Website and app data records:
──────────────────────────────
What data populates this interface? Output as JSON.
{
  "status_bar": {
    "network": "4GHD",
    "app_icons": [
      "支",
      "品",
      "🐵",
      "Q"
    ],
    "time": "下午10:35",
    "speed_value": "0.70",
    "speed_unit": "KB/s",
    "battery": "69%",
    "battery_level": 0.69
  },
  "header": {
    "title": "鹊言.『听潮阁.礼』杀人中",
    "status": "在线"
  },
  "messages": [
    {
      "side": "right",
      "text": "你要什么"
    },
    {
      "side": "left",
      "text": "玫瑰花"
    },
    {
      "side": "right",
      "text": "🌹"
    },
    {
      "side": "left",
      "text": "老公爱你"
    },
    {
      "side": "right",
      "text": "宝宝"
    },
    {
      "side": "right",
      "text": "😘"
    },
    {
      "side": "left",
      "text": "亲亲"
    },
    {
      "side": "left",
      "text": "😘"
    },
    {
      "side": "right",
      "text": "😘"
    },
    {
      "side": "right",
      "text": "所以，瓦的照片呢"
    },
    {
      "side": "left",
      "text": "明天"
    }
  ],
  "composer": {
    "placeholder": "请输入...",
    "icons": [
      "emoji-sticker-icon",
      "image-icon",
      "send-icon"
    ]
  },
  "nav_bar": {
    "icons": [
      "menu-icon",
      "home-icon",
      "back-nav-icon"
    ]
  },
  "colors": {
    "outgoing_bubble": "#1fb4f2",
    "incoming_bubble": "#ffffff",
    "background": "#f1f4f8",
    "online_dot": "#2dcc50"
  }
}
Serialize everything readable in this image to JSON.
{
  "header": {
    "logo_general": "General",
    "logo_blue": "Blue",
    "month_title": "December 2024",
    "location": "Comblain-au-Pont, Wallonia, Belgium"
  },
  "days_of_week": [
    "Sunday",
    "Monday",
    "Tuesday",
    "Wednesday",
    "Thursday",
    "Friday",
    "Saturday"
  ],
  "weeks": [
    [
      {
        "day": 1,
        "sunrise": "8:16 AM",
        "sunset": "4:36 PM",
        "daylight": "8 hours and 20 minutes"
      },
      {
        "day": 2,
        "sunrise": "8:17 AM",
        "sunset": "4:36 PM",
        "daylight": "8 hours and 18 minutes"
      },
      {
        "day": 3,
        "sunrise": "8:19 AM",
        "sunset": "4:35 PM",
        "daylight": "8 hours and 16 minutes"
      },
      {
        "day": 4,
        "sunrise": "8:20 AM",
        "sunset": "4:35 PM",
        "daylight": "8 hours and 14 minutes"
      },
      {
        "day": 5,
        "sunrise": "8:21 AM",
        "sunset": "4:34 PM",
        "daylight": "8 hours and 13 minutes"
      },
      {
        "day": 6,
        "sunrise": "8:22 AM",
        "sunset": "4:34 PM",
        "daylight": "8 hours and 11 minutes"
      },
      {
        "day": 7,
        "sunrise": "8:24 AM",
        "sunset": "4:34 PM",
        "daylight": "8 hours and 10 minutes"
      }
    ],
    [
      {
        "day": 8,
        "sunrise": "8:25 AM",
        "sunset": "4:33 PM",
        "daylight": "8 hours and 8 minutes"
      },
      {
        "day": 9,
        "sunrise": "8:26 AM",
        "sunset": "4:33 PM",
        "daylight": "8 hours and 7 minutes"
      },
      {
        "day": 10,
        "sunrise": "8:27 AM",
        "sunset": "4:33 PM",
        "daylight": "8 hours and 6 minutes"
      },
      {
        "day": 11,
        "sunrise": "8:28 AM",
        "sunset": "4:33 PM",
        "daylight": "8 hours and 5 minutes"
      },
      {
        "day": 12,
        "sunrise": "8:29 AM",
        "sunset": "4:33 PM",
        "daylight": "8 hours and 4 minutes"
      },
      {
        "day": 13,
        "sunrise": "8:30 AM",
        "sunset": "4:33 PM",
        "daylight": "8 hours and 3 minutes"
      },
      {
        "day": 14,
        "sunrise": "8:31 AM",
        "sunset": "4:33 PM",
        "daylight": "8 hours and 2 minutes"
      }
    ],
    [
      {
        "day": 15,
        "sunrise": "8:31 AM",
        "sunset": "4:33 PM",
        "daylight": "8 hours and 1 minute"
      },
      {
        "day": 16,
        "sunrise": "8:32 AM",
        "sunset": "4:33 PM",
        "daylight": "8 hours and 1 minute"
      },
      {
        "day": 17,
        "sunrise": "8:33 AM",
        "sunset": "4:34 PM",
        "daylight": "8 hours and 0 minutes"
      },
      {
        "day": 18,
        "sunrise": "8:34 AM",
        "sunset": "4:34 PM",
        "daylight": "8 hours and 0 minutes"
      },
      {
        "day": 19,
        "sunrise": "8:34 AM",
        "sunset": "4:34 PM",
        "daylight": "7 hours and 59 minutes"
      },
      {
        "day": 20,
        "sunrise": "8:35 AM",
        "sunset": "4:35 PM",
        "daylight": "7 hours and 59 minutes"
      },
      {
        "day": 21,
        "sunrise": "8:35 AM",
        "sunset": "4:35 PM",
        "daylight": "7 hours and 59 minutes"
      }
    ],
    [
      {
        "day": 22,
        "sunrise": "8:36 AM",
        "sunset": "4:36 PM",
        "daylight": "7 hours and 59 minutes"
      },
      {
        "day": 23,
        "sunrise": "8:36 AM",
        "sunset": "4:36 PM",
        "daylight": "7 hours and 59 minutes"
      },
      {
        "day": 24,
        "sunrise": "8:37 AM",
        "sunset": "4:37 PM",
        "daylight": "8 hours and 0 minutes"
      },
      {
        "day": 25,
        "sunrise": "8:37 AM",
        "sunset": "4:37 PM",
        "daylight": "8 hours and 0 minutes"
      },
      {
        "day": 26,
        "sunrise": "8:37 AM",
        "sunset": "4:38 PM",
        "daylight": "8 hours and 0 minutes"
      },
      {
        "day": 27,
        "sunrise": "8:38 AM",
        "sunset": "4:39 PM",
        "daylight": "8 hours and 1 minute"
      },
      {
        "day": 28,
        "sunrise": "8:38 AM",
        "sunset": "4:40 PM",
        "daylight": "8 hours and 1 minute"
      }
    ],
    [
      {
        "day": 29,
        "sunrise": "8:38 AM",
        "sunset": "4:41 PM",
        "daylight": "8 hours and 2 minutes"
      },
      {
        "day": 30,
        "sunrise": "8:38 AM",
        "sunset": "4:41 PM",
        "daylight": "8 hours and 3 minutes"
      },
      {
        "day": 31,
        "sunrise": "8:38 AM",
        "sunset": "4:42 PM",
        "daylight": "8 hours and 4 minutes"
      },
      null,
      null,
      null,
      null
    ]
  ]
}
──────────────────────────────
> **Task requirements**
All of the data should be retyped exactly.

> **Written response**
What data populates this interface? Output as JSON.
{
  "status_bar": {
    "network": "4GHD",
    "app_icons": [
      "支",
      "品",
      "🐵",
      "Q"
    ],
    "time": "下午10:35",
    "speed_value": "0.70",
    "speed_unit": "KB/s",
    "battery": "69%",
    "battery_level": 0.69
  },
  "header": {
    "title": "鹊言.『听潮阁.礼』杀人中",
    "status": "在线"
  },
  "messages": [
    {
      "side": "right",
      "text": "你要什么"
    },
    {
      "side": "left",
      "text": "玫瑰花"
    },
    {
      "side": "right",
      "text": "🌹"
    },
    {
      "side": "left",
      "text": "老公爱你"
    },
    {
      "side": "right",
      "text": "宝宝"
    },
    {
      "side": "right",
      "text": "😘"
    },
    {
      "side": "left",
      "text": "亲亲"
    },
    {
      "side": "left",
      "text": "😘"
    },
    {
      "side": "right",
      "text": "😘"
    },
    {
      "side": "right",
      "text": "所以，瓦的照片呢"
    },
    {
      "side": "left",
      "text": "明天"
    }
  ],
  "composer": {
    "placeholder": "请输入...",
    "icons": [
      "emoji-sticker-icon",
      "image-icon",
      "send-icon"
    ]
  },
  "nav_bar": {
    "icons": [
      "menu-icon",
      "home-icon",
      "back-nav-icon"
    ]
  },
  "colors": {
    "outgoing_bubble": "#1fb4f2",
    "incoming_bubble": "#ffffff",
    "background": "#f1f4f8",
    "online_dot": "#2dcc50"
  }
}
Serialize everything readable in this image to JSON.
{
  "header": {
    "logo_general": "General",
    "logo_blue": "Blue",
    "month_title": "December 2024",
    "location": "Comblain-au-Pont, Wallonia, Belgium"
  },
  "days_of_week": [
    "Sunday",
    "Monday",
    "Tuesday",
    "Wednesday",
    "Thursday",
    "Friday",
    "Saturday"
  ],
  "weeks": [
    [
      {
        "day": 1,
        "sunrise": "8:16 AM",
        "sunset": "4:36 PM",
        "daylight": "8 hours and 20 minutes"
      },
      {
        "day": 2,
        "sunrise": "8:17 AM",
        "sunset": "4:36 PM",
        "daylight": "8 hours and 18 minutes"
      },
      {
        "day": 3,
        "sunrise": "8:19 AM",
        "sunset": "4:35 PM",
        "daylight": "8 hours and 16 minutes"
      },
      {
        "day": 4,
        "sunrise": "8:20 AM",
        "sunset": "4:35 PM",
        "daylight": "8 hours and 14 minutes"
      },
      {
        "day": 5,
        "sunrise": "8:21 AM",
        "sunset": "4:34 PM",
        "daylight": "8 hours and 13 minutes"
      },
      {
        "day": 6,
        "sunrise": "8:22 AM",
        "sunset": "4:34 PM",
        "daylight": "8 hours and 11 minutes"
      },
      {
        "day": 7,
        "sunrise": "8:24 AM",
        "sunset": "4:34 PM",
        "daylight": "8 hours and 10 minutes"
      }
    ],
    [
      {
        "day": 8,
        "sunrise": "8:25 AM",
        "sunset": "4:33 PM",
        "daylight": "8 hours and 8 minutes"
      },
      {
        "day": 9,
        "sunrise": "8:26 AM",
        "sunset": "4:33 PM",
        "daylight": "8 hours and 7 minutes"
      },
      {
        "day": 10,
        "sunrise": "8:27 AM",
        "sunset": "4:33 PM",
        "daylight": "8 hours and 6 minutes"
      },
      {
        "day": 11,
        "sunrise": "8:28 AM",
        "sunset": "4:33 PM",
        "daylight": "8 hours and 5 minutes"
      },
      {
        "day": 12,
        "sunrise": "8:29 AM",
        "sunset": "4:33 PM",
        "daylight": "8 hours and 4 minutes"
      },
      {
        "day": 13,
        "sunrise": "8:30 AM",
        "sunset": "4:33 PM",
        "daylight": "8 hours and 3 minutes"
      },
      {
        "day": 14,
        "sunrise": "8:31 AM",
        "sunset": "4:33 PM",
        "daylight": "8 hours and 2 minutes"
      }
    ],
    [
      {
        "day": 15,
        "sunrise": "8:31 AM",
        "sunset": "4:33 PM",
        "daylight": "8 hours and 1 minute"
      },
      {
        "day": 16,
        "sunrise": "8:32 AM",
        "sunset": "4:33 PM",
        "daylight": "8 hours and 1 minute"
      },
      {
        "day": 17,
        "sunrise": "8:33 AM",
        "sunset": "4:34 PM",
        "daylight": "8 hours and 0 minutes"
      },
      {
        "day": 18,
        "sunrise": "8:34 AM",
        "sunset": "4:34 PM",
        "daylight": "8 hours and 0 minutes"
      },
      {
        "day": 19,
        "sunrise": "8:34 AM",
        "sunset": "4:34 PM",
        "daylight": "7 hours and 59 minutes"
      },
      {
        "day": 20,
        "sunrise": "8:35 AM",
        "sunset": "4:35 PM",
        "daylight": "7 hours and 59 minutes"
      },
      {
        "day": 21,
        "sunrise": "8:35 AM",
        "sunset": "4:35 PM",
        "daylight": "7 hours and 59 minutes"
      }
    ],
    [
      {
        "day": 22,
        "sunrise": "8:36 AM",
        "sunset": "4:36 PM",
        "daylight": "7 hours and 59 minutes"
      },
      {
        "day": 23,
        "sunrise": "8:36 AM",
        "sunset": "4:36 PM",
        "daylight": "7 hours and 59 minutes"
      },
      {
        "day": 24,
        "sunrise": "8:37 AM",
        "sunset": "4:37 PM",
        "daylight": "8 hours and 0 minutes"
      },
      {
        "day": 25,
        "sunrise": "8:37 AM",
        "sunset": "4:37 PM",
        "daylight": "8 hours and 0 minutes"
      },
      {
        "day": 26,
        "sunrise": "8:37 AM",
        "sunset": "4:38 PM",
        "daylight": "8 hours and 0 minutes"
      },
      {
        "day": 27,
        "sunrise": "8:38 AM",
        "sunset": "4:39 PM",
        "daylight": "8 hours and 1 minute"
      },
      {
        "day": 28,
        "sunrise": "8:38 AM",
        "sunset": "4:40 PM",
        "daylight": "8 hours and 1 minute"
      }
    ],
    [
      {
        "day": 29,
        "sunrise": "8:38 AM",
        "sunset": "4:41 PM",
        "daylight": "8 hours and 2 minutes"
      },
      {
        "day": 30,
        "sunrise": "8:38 AM",
        "sunset": "4:41 PM",
        "daylight": "8 hours and 3 minutes"
      },
      {
        "day": 31,
        "sunrise": "8:38 AM",
        "sunset": "4:42 PM",
        "daylight": "8 hours and 4 minutes"
      },
      null,
      null,
      null,
      null
    ]
  ]
}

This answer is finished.